Fragrance is usually added to cold-process soap at trace – when a spoonful of the mixture is poured on top of the rest and it doesn't sink in. Some fragrance oils and a few essential oils cause unwanted changes in the soap. The most frustrating thing that can happen: Your batch may seize, ie suddenly go hard when you add the oil - before you have a chance to pour it into moulds!
cinnamon bark
Spicy oils can be tricky.
They often affect colour. Essential oils such as cinnamon and clove will turn your soap brown. You may be perfectly happy with this, as the colour is appropriate!

Spicy fragrances sometimes affect the setting process, and may cause your batch to seize.
So when you use spicy oils or fragrance oils, add them at the first sign of trace, or before, and mix them in by hand, quickly and thoroughly.
The fragrance may have other effects on your batch.
It can develop texture problems: become grainy, oily or otherwise unpleasant.
Most annoying is when saponification isn’t perfect throughout the batch. You are probably using a stick blender or something similar, but this doesn’t actually move everything off the sides of the pot. It’s a really good idea to hand stir as trace approaches, using a spatula to scrape the sides of the pot.
Even then, you may have problems. Sometimes the soap looks fine – nicely homogenous – but it sets with veins or crystals of sodium hydroxide, which makes it a disaster area. It’s the soap around the side of the pot that is especially vulnerable. Make sure you have scraped the side a few times during the mixing process so that soap is incorporated into the body of the pot.
While you are building up experience, it’s a good idea to leave the scrapings behind when you fill your moulds. There is nothing more disheartening than discovering that the last bits you scraped into the middle of your mould have developed veins of sodium hydroxide, ruining the whole lot!
There will be lots of chemical reactions taking place in the 24 hours after you fill your mould, and essential oils can influence some of these.
 Your soap may:notebook
  • Change colour during the curing process
  • Quickly lose fragrance
  • Heat up more than usual
As a soapmaker, always take notes. Write down all the details about the batch you are making. Your notes will be invaluable when the unexpected happens, and will enable you to become well acquainted with your ingredients and equipment. Best of all, they will mean that you won’t make the same mistake twice!
Every batch of essential oil is slightly different, so there are no hard-and-fast rules. Some serious soapmakers test oils before committing themselves to using them in a big batch. They gather all the fragrance and essential oils they are considering using, and prepare a small labelled container for each one – then make some soap and pour into the small containers, stirring in the named oil. This way you get to see which oils cause sudden and extreme reactions.

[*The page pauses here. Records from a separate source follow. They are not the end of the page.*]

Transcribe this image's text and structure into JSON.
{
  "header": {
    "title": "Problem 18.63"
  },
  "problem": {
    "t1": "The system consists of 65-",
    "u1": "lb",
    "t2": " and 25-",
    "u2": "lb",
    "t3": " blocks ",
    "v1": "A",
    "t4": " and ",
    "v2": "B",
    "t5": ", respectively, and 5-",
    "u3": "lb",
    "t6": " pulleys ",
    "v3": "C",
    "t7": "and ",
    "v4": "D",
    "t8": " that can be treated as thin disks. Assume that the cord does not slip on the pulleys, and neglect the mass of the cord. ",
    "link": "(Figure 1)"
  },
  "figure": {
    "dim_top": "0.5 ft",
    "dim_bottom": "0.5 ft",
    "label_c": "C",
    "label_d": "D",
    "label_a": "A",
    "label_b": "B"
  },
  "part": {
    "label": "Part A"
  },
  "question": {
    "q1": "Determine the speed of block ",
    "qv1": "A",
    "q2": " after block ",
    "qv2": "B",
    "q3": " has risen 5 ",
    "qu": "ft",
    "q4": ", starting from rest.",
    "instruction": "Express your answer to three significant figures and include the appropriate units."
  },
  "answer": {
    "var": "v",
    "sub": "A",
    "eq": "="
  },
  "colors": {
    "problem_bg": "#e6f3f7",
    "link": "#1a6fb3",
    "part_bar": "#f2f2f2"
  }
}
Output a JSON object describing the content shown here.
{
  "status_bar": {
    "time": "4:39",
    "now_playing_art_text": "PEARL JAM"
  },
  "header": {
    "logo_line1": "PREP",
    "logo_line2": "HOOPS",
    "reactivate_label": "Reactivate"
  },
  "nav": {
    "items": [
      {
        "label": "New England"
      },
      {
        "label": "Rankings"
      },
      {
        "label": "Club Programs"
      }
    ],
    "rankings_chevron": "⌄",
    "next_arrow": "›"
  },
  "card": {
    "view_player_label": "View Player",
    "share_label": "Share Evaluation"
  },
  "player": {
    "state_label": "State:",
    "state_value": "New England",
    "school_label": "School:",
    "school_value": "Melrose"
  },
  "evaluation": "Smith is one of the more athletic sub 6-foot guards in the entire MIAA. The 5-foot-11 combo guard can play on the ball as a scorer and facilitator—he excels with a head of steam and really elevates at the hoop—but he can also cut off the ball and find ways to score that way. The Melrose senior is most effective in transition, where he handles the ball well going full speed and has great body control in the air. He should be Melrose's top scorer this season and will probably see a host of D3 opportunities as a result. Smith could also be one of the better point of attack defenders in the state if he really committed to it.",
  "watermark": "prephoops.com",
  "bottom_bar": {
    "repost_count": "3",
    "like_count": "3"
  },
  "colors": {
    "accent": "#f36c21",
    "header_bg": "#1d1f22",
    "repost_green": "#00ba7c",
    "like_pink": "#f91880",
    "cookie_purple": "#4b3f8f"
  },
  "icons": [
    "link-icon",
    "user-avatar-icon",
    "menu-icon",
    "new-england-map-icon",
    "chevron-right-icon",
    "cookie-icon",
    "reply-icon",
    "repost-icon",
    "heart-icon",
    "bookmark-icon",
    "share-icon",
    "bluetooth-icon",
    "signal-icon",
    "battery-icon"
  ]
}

wrapStoring soap to preserve fragrance
You can help retain the fragrance in your soap by storing it wrapped or at least covered. Left exposed to the air, most fragrances evaporate. And it seems to be the expensive oils that evaporate most quickly!

Making gorgeous-smelling soap is a fascinating undertaking. Observe carefully, write down everything, and soon you will develop routines for making perfect soap that looks and smells just the way you want it.